Mnemosyne has been on fire in comments regarding what to do when you think an insurance company is screwing you over:
Assuming he hasn’t been able to appeal successfully to his insurance company, I’ve been strongly encouraging people to file complaints with their local insurance regulators and with HHS. …It’s really, really important to let the state and federal regulators know whenever an insurance company does something hinky, because if consumers don’t report it, they won’t know….
I say, complain anyway. Make them explain to the state and to the federal government that it was someone else’s fault while providing boatloads of documentation. My husband works in healthcare and whenever a state regulator shows up, it’s a really big deal.
Am I advocating that you be a nuisance and make the state investigate things that are probably legal on paper just to annoy the insurance company? Yep!

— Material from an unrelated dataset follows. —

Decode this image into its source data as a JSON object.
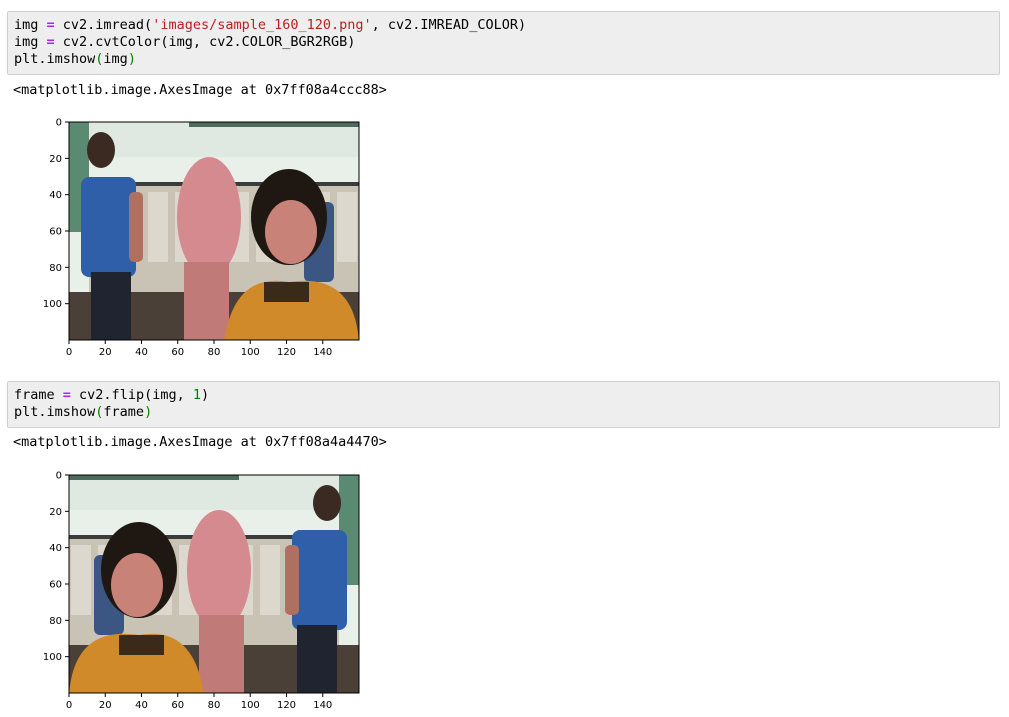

She is exactly right. If you are unhappy with your insurance company complain. If the front line staff can’t satisfy you, complain some more. If the management staff can’t satisfy you, complain to the c-level while CC’ing your complaint to the state regulator, the local newspaper, local competitors and the effectively annoying investigative reporter. Even if what the insurance company is doing is legal, at that point, the Andy Rooney rule comes into play — C level execs don’t want to be chased down the hallway by Andy Rooney and the 60 Minutes camera crew, so a solution will often be found.
A short story here — as part of the Mayhew Insurance Exchange offerings, we offer a very narrow network product. It is fundamentally designed to keep people away from an expensive chain of hospitals. All of the marketing material has 72 point warnings saying that we won’t cover non-emergency services at That National Hospital Chain. Someone bought that product and then three weeks later had an elective surgery at That National Hosptial Chain. The individual in question had received a denial of authorization and a follow-up phone call to say that the surgery would be authorized at the other three hospitals the surgeon had privileges at, but not at Hospital X. The bill was denied as out of network, and the person started to complain that we engaged in unfair and deceptive advertising.

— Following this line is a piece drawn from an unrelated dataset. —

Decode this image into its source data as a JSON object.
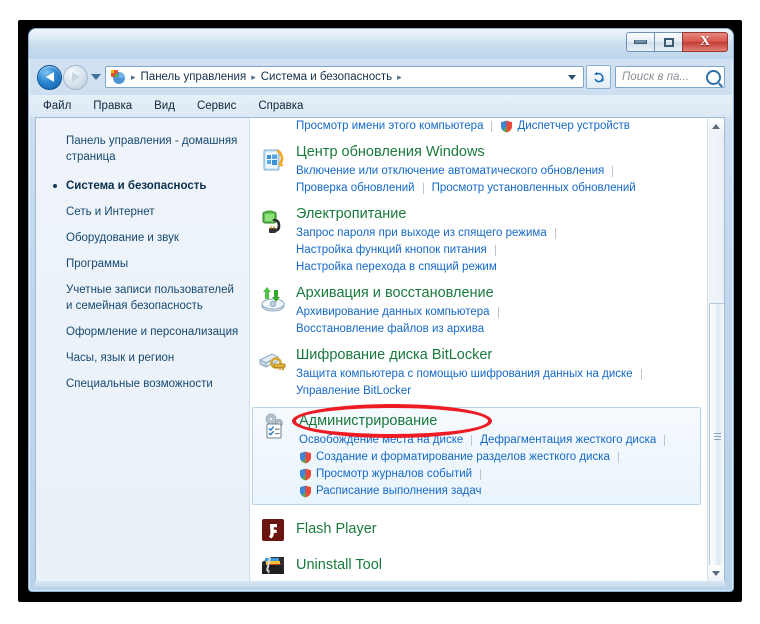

The complaint escalated to the C-level and local reporters within a week, and there was a massive meeting to determine if we unfairly screwed the person over. Legal was of the opinion that we were in the clear, and marketing/PR ran the calculation that is was cheaper for us to pay the claim then to take the hit from several thousand pissed off words in the local paper. We paid the claim as if the member was in network.